Special assessments can be a unique animal for our property analysts and a deadly beast for a new property owner. That’s a bit dramatic, but they’re one part of the whole municipal lien search puzzle that gives a buyer a clear look at the financial health of a property and can be tricky to track down. Special assessments also cause current homeowners a lot of stress when facing municipal bills they might not have ever expected. After all, if the home was bought 20 years ago and the septic system works fine, why would owners want to connect to the city or county sewer system?
While title agents and other real estate professionals are familiar with assessments, some potential buyers may not be fully aware of how these bills will affect their biggest financial investment.
Here’s the classic conundrum: You are buying a home. You have searched the current owner’s name in the clerk of the court and requested the most current utility balance on the property. However, after closing, you come to find that there is an unpaid assessment on the property for sewer connection. Where did you go wrong?
What is a special assessment?
Special assessments are charges levied against a particular property that will gain a benefit from a public project. Special assessments typically include infrastructure improvements such as new roads, street lights, or sewer, stormwater, and water connections to the municipal supply. This type of charge is not listed in the ad valorem taxes of the property.
Some counties will list special assessments on the non-ad valorem tax line of a property’s bill, but not always.

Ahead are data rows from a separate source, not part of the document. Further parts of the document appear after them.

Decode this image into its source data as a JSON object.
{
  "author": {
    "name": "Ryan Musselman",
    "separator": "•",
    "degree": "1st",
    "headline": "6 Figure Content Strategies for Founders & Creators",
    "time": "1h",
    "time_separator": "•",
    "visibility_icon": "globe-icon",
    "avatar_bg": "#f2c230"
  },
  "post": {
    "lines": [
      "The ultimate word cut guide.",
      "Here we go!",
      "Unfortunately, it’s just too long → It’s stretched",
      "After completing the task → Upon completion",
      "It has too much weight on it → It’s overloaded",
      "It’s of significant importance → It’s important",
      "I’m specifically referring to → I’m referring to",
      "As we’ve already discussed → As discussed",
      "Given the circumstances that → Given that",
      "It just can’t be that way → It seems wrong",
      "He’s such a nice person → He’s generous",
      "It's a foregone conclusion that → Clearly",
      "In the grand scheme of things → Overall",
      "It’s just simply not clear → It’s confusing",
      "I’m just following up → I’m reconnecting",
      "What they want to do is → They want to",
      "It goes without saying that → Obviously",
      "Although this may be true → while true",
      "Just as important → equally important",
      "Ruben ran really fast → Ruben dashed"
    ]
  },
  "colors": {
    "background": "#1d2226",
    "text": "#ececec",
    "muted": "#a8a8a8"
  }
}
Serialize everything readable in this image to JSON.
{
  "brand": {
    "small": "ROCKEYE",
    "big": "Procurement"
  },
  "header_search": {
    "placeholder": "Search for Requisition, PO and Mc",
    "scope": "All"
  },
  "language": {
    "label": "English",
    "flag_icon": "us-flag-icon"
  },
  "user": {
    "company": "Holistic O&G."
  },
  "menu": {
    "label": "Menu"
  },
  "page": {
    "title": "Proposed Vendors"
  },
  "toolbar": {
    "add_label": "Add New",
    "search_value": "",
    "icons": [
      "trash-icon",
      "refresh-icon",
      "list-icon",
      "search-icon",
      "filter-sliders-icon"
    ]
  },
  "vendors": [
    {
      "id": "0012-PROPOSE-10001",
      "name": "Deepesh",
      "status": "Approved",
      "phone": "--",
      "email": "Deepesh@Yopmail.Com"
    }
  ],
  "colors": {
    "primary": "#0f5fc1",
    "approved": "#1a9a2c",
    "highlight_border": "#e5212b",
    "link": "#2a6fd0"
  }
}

In addition to public special assessments, living in a condo, townhouse or house that is part of an HOA or COA may also see special assessments levied by the private association. This can go toward anything in the community that will improve the general amenities for the residences. This assessment is in addition to HOA fees.
How do you find a special assessment on a property?
The major problem with public special assessments is that they can be easy to lose track of on a property that has changed owners several times since the assessment was first placed on the property. Special assessments are usually found in the public record of the county, but not always. If a new buyer is not aware of the chain of title and only does a name search in the clerk of the court on the most current owner, the assessment and pay off will not be found under that owner.
This is why it is imperative to get an official assessment search, payoff request, or municipal lien search from governing authorities who have the power to levy an assessment.
For instance, in Pasco county, any property, whether it be in the jurisdiction of the county or in an incorporated city, has the potential of being assessed for paving improvements by the county. Unless this is specifically requested from the county, the unpaid assessment may be missed. To ensure that no amounts owed to the municipality are overlooked, it is highly advised to always get this paving assessment search completed by the county for every property in Pasco.
Palm Beach County also levies special assessments on property for pavement, water, and sewer connections. Although the original lien might be easy to find on the owner that it was levied on at the time in the clerk of the court, this lien does not always list the most current amount owed to the municipality due to interest or adjustments in cost. A payoff request must be made to the county in order to receive the most accurate amount due before the closing.
It’s the job of our property analysts to work diligently to report all money owed to a municipality or homeowner’s association on commercial or residential property. We know that special assessments can be especially sneaky for a new home buyer, which is why we work hard to provide clarity in our municipal lien search reports and educate every consumer, regardless if they are directly (indirectly) working with us.